by Стойкий мужик
1)The military was severely shrunken in size. The “normal pipeline” dried up
2) The costs for ab-initio private flying lessons to multi-engine commercial have gone vertical
3) Airline management was warned about this decades ago. Same did nothing to initiate training programs, job opportunities, co-ops with aviation colleges, they only went crying to the FAA
4) As a result, certain hours (experience) requirements have been eased but not by much.
5) The end result is that the US is going to have to outsource for pilots or play “catch-up” with universities, etc to fill the gaps.
I train pilots, formerly in part 121 ops for 20 years and now train part 91/135. The shortage is real. The number of hours to get a “first jet” job has diminished considerably, having just trained one fellow with 400 hours total time who worked his fanny off and had some difficulty in the sim but passed and is now certified as a SIC (“Second In Command”) for a part 91 operator. Sharp kid, but inexperienced.
The industry thought that due to the mass retirements of multi-thousand hour pilots from the airlines, forced by age restrictions, that there would be a flood of pilots wanting to go work for corporate/charter/private ownership operators. Nope. One of those in each class of 20 per month. Not a “flood” by any means.

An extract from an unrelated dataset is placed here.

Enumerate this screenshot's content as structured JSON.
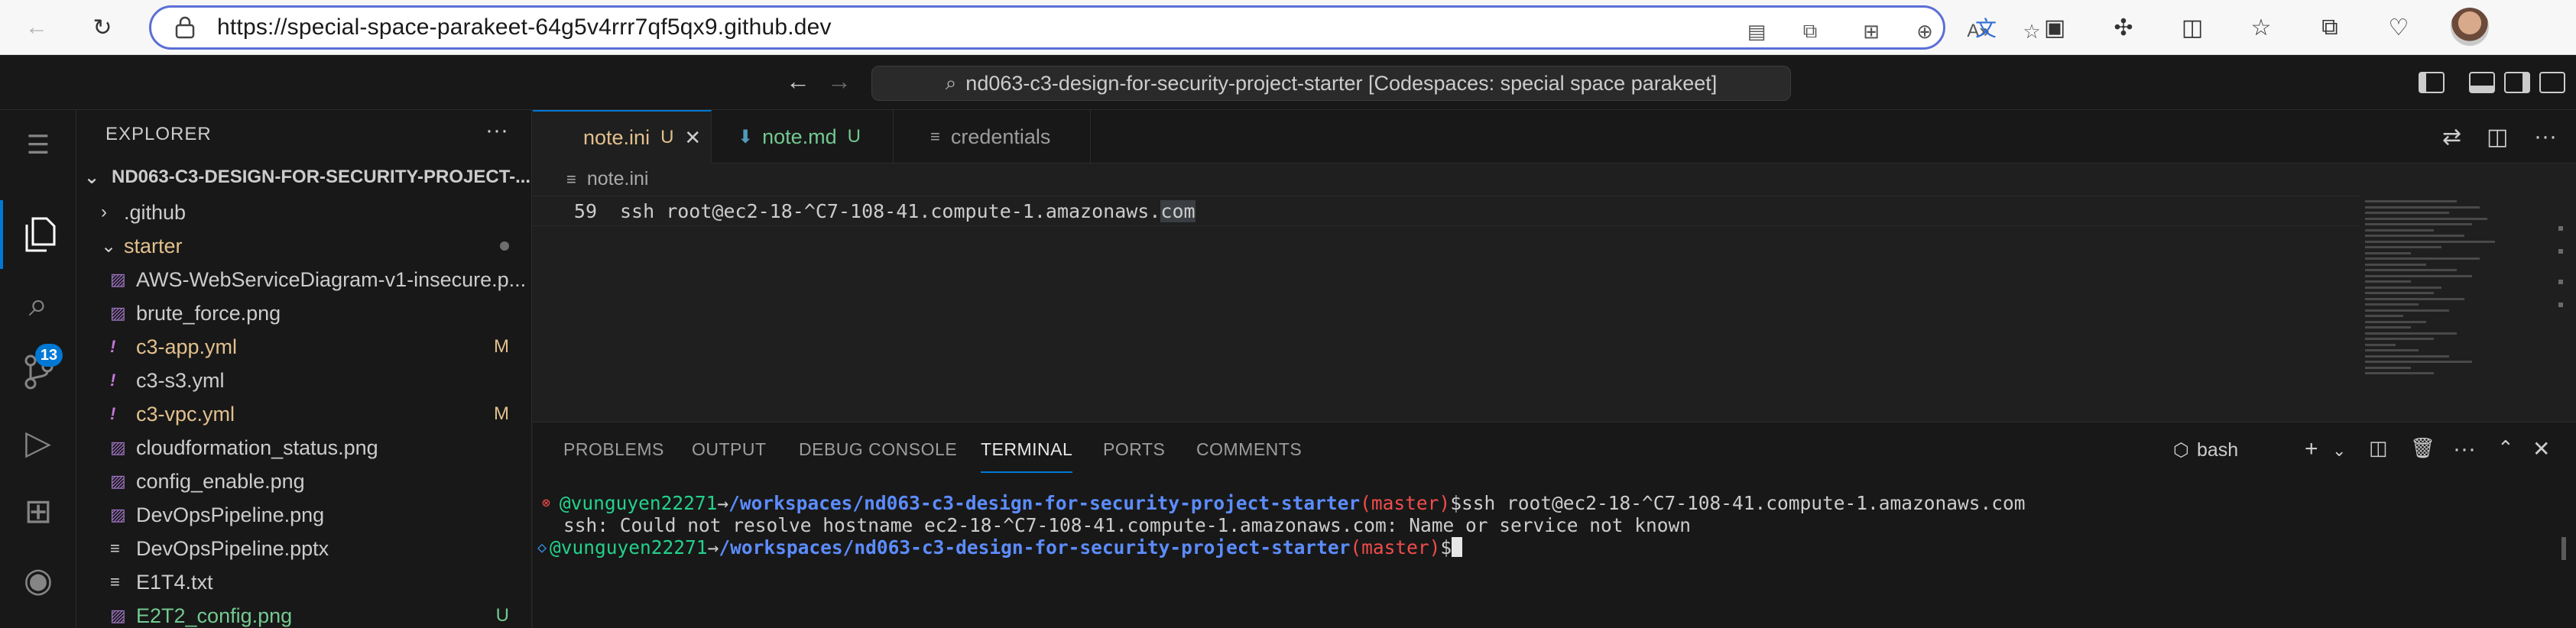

As for the airlines, Lufthansa for decades has had an ab-initio program for qualified candidates to get initial, multi, commercial and Air Transport Pilot tickets in Goodyear. Arizona. The US carriers have never considered anything (cost). Admittedly, Lufthansa is government-subsidized by Germany.
But it is the considered opinion that lack of experience usually means more incidents and possible accidents which means more loss-of-life. Hasn’t happened yet but the other side of it is either airlines are going to have to ground much of their fleets, due to no one to fly them, go on a spending spree to get pilots trained to the federal standard or outsource to third world countries.
Once again, airline managers have painted themselves into a corner due to their inability to plan for the future, dealing only with the here-and-now.
It reflects a cultural deficiency where the people in charge/leadership are politically savvy but will not make the hard decisions or advocate for something badly needed in order to preserve their job. In some respects it’s understandable but is also cowardly…but again…perhaps the cowardice is understandable.